## DATA TO USE:

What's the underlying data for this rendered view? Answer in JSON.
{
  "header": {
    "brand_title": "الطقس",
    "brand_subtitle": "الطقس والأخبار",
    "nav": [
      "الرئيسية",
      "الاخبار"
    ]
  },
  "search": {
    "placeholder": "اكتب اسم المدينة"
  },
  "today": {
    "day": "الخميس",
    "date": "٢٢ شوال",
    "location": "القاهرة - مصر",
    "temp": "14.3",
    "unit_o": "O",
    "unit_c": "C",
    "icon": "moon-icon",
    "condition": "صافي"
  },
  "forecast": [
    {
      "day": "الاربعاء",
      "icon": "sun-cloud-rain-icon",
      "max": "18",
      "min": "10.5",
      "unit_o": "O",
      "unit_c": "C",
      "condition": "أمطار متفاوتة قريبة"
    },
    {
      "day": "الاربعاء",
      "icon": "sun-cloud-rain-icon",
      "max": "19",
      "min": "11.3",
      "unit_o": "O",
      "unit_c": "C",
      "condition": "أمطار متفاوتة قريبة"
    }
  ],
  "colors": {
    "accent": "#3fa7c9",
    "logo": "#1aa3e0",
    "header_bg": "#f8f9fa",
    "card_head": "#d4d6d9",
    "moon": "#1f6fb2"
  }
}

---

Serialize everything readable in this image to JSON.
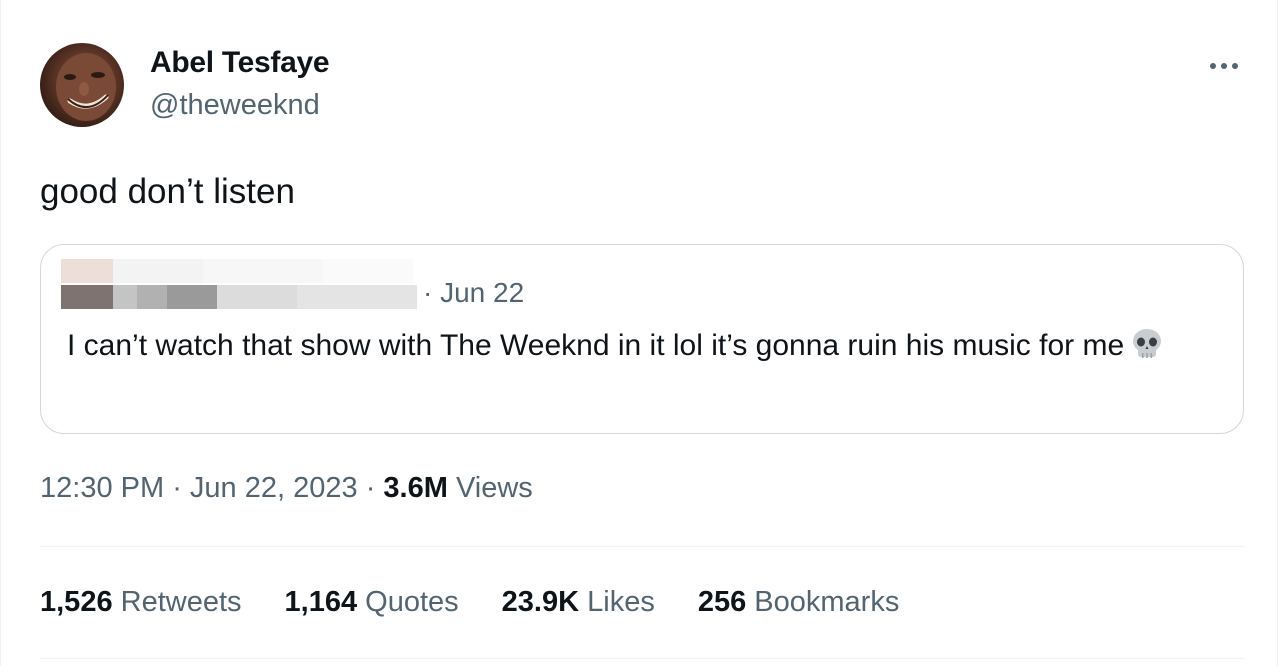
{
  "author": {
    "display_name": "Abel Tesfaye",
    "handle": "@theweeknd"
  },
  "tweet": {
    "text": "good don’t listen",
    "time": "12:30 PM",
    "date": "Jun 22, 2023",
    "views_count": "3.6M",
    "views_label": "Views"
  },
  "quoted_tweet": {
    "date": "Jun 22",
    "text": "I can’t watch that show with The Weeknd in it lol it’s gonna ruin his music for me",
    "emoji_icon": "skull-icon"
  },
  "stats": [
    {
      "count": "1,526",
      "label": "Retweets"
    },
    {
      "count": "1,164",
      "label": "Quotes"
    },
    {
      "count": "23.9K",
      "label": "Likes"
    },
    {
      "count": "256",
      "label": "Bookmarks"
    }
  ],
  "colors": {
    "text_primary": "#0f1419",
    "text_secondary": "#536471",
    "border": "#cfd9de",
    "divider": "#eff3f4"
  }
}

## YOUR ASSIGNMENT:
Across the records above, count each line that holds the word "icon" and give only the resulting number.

## OUTPUT:
4